What are some common symptoms of toxicity?
- brain fog
- sleep issues
- severe PMS
- memory impairment
- sinus issues
- digestive disorders
- frequent illness or infections
- hormonal imbalance
- bloating, gas
How does an upstream approach to detox differ from symptom management?
Our naturopathic physicians take a whole body, systematic approach to getting to the root of toxicity and creating a cellular environment that encourages deep healing and vitality.
First, we have to remove any potential sources of toxicity in the body that are currently present (perhaps through eliminating any toxic products in your home and diet, undergoing amalgam filling removal with a biological dentist, or pursuing chelation therapy, etc.), while improving our natural cellular detox pathways; we ensure we open the downstream detox pathways of the liver, gut, lymphatic system and kidneys to encourage proper elimination throughout the entire detoxification process.
Next, we need to heal and support the cellular membrane to allow for proper functioning, adequate absorption of nutrients, and efficient waste removal.

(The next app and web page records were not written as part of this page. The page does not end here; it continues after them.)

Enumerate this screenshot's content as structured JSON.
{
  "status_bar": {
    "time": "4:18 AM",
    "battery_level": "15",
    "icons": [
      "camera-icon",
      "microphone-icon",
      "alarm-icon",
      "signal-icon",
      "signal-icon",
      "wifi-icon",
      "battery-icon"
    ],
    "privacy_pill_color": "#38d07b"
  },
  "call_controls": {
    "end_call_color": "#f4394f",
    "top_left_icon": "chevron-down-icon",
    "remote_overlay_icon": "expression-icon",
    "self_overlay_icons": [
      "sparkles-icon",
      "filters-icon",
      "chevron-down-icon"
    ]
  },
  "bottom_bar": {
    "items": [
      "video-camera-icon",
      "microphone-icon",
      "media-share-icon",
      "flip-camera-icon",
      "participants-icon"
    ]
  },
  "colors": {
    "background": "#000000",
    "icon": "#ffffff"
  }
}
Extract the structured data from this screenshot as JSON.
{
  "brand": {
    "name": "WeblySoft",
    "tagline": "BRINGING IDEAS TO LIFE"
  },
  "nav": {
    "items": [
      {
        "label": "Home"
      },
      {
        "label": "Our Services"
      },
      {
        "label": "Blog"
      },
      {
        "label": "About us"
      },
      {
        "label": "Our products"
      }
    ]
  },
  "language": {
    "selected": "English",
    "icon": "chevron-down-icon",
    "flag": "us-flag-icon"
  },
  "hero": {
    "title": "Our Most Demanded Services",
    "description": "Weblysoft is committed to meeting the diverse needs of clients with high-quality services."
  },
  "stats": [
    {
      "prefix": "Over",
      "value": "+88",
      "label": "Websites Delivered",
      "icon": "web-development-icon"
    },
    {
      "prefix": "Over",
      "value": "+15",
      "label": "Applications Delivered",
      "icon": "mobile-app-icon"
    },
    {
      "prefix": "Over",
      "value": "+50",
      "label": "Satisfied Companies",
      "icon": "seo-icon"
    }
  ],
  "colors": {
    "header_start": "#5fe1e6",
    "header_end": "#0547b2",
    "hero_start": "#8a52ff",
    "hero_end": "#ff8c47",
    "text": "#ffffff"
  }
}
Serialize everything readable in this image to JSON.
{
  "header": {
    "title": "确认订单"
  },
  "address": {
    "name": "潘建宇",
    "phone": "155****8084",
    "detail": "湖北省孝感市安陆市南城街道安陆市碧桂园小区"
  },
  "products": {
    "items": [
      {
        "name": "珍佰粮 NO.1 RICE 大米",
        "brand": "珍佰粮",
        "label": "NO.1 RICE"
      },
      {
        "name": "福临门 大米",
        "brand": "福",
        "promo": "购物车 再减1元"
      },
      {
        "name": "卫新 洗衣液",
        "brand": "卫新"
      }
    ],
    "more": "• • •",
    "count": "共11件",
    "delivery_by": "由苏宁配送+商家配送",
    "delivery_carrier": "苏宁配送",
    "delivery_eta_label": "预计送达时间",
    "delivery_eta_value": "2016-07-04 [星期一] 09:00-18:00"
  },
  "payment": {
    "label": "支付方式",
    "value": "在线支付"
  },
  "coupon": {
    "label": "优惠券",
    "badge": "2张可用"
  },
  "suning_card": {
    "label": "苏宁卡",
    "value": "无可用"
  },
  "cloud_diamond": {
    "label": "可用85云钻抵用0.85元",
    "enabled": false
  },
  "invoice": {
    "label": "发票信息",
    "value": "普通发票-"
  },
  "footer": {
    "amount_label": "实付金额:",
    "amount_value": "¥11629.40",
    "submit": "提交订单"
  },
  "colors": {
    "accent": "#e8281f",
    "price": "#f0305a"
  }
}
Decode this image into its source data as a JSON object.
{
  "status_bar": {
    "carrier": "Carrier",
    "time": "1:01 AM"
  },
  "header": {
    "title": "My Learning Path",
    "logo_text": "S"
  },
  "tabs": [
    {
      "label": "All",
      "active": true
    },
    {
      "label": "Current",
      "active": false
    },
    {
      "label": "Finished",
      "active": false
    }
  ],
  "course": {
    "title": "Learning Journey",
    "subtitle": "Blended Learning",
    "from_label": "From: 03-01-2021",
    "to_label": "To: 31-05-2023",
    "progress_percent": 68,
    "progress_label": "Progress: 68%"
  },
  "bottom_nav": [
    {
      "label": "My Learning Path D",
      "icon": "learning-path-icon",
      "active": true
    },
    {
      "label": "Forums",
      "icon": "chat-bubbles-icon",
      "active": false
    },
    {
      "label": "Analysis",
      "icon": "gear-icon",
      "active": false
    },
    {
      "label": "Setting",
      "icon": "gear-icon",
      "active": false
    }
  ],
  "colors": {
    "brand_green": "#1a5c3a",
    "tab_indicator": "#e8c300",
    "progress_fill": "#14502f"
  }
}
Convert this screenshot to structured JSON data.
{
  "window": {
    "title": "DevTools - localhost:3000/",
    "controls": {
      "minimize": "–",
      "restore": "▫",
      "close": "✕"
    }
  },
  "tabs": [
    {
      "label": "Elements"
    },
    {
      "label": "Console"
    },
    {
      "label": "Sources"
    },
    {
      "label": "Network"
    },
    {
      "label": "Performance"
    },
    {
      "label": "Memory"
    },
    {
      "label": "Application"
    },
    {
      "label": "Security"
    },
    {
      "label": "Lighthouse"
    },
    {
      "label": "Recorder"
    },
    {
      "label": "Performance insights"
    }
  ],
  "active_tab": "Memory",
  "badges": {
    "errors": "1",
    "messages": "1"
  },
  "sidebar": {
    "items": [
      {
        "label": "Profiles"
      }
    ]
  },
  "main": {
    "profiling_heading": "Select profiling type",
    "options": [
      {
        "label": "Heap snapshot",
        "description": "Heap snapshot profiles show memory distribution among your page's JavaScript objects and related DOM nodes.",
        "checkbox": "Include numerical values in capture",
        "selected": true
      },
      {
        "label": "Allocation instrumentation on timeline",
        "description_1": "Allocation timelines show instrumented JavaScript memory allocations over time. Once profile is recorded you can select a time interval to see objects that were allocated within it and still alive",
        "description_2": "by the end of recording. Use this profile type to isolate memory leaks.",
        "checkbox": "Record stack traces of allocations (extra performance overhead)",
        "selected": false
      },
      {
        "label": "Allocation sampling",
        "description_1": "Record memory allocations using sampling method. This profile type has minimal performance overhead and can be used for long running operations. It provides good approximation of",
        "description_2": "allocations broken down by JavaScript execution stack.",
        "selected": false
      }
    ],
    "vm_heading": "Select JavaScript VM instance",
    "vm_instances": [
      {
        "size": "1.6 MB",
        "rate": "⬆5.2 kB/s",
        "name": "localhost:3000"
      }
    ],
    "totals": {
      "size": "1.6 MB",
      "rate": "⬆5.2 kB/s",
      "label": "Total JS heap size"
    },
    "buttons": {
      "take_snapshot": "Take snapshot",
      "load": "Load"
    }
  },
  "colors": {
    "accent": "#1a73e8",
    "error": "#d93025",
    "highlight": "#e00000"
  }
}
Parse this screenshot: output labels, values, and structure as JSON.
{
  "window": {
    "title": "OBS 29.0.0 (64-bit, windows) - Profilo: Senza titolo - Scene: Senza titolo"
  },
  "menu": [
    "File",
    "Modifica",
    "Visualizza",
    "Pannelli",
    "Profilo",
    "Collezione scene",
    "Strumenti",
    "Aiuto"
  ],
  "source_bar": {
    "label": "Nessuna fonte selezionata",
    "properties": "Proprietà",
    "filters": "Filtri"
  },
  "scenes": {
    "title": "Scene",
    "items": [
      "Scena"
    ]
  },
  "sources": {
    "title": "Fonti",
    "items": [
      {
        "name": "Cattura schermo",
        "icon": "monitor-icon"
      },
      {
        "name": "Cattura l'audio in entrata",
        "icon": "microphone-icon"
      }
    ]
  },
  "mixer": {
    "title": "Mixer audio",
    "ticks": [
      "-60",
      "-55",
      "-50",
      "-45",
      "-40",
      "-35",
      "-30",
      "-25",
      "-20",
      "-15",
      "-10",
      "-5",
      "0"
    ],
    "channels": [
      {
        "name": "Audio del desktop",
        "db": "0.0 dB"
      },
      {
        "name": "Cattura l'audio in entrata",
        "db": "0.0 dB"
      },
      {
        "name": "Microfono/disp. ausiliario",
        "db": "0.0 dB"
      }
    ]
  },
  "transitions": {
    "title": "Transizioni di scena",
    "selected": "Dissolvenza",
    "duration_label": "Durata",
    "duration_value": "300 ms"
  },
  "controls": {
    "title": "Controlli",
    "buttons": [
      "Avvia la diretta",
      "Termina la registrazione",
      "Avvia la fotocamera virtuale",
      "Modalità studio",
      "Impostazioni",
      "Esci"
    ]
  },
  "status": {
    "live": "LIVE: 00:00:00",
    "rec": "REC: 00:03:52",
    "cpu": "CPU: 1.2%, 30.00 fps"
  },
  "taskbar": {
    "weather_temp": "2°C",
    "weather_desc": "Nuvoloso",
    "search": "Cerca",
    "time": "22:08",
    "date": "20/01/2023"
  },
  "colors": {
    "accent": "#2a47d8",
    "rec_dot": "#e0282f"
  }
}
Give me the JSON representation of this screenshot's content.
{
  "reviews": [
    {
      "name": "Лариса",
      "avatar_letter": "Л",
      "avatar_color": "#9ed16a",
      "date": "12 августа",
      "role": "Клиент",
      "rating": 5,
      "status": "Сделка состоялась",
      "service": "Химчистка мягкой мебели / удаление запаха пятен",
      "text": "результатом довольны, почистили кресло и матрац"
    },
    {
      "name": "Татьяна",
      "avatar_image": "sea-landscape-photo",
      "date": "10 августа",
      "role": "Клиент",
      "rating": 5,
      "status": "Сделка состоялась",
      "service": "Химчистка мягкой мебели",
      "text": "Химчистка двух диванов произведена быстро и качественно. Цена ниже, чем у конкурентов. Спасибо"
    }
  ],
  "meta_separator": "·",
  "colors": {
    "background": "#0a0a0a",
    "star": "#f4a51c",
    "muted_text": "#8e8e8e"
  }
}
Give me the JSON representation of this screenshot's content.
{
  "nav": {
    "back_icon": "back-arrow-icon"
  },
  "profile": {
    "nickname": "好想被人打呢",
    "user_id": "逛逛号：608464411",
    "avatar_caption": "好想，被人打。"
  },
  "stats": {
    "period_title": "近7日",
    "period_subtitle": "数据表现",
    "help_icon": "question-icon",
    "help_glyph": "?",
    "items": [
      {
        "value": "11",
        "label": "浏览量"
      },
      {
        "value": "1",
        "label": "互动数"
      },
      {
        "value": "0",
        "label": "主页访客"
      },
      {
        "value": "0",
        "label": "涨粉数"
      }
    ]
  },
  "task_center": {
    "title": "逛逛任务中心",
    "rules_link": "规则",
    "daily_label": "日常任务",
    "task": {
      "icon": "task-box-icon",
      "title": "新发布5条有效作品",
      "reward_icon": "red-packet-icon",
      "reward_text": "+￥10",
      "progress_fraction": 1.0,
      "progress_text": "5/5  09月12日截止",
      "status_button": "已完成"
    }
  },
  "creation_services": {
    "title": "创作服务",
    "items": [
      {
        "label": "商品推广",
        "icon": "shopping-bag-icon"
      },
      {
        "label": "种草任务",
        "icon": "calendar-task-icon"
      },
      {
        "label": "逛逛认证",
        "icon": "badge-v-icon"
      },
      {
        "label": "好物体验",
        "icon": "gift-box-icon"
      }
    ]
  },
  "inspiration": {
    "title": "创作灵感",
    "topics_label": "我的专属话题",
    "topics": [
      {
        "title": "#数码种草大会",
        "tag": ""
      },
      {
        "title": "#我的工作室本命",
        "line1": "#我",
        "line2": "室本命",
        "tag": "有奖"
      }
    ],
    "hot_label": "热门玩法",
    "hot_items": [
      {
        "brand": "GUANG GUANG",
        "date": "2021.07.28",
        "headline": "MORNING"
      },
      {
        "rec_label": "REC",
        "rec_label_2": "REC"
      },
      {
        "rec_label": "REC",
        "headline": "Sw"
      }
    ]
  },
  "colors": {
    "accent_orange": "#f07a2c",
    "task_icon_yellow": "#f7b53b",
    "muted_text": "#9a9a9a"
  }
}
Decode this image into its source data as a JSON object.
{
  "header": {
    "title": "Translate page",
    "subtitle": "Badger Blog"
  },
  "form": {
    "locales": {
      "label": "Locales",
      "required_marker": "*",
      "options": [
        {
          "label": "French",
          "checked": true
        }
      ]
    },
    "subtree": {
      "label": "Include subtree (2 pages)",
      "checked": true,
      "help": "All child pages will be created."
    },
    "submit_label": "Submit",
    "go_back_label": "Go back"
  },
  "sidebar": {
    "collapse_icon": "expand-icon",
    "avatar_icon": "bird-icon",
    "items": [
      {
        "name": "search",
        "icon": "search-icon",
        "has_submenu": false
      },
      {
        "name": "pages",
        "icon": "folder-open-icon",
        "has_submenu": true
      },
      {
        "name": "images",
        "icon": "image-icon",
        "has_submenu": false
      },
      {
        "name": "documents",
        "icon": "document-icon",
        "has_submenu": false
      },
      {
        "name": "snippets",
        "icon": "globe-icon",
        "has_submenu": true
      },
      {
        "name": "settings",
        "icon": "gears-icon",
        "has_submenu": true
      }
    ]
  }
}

As vital nutrients begin to flow more freely into the cell, we’ll achieve higher production of ATP, which is the energy-carrying molecule in the cell responsible for fuelling other cellular processes in the body. This process will help to downregulate inflammation and upregulate our cellular detox pathways.
As the we support the cell and the body becomes more adept at combating inflammation, it’s critical that we practice healthy lifestyle habits and maintain a diet that supports optimal health and increases resilience (we offer in-depth tips, practical tools, and balanced recipes to support you with this in our detox programs at Divine Elements).
Finally, we focus on restoring methylation, which is a biochemical process that’s essential for normal detoxification and hormone balance, as well as contributing to the proper functioning of our nervous, immune and cardiovascular systems.
What are some simple ways to support natural detoxification?
- Drink lots of water
- Reduce processed foods and sugar
- Eat detox-supporting foods
- Limit alcohol intake
- Improve sleep patterns
- Include daily exercise or movement
- Choose natural products (skin and hair care, cleaning products)
- Support lymphatic drainage
The foundation of a supportive and sustainable detox process is making healthy lifestyle and dietary choices. There is no quick fix, and your habits, thought patterns, and the things you put in (and on) your body will have an enormous impact on your ability to detox.
Please reach out if you’re interested in joining us in an upcoming detox challenge with the support of Drs. Nick and Sonya Jensen, ND along with Registered Holistic Nutritionist, Melissa Alonso. Spots are limited, so we recommend registering for this exciting new program early to ensure you don’t miss out! Find more details here or claim your spot now.
1) https://www.frontiersin.org/articles/10.3389/fnbeh.2020.601939/full#:~:text=The%20hypothalamic%2Dpituitary%2Dadrenal%20axis%20is%20a%20complex%20system%20of,function%20to%20maintain%20physiological%20homeostasis.&text=Together%2C%20these%20changes%20can%20potentially,and%20metabolic%20functions%20in%20adulthood. – Frontiers in Behavioural Neuroscience: January 2021
2) https://www.psychologytoday.com/us/blog/the-addiction-connection/202103/how-trauma-affects-the-body – Psychology Today: March 2021
3) https://www.webmd.com/oral-health/features/oral-health-the-mouth-body-connection – Oral Health: the Mouth-Body Connection, by Joanne Baker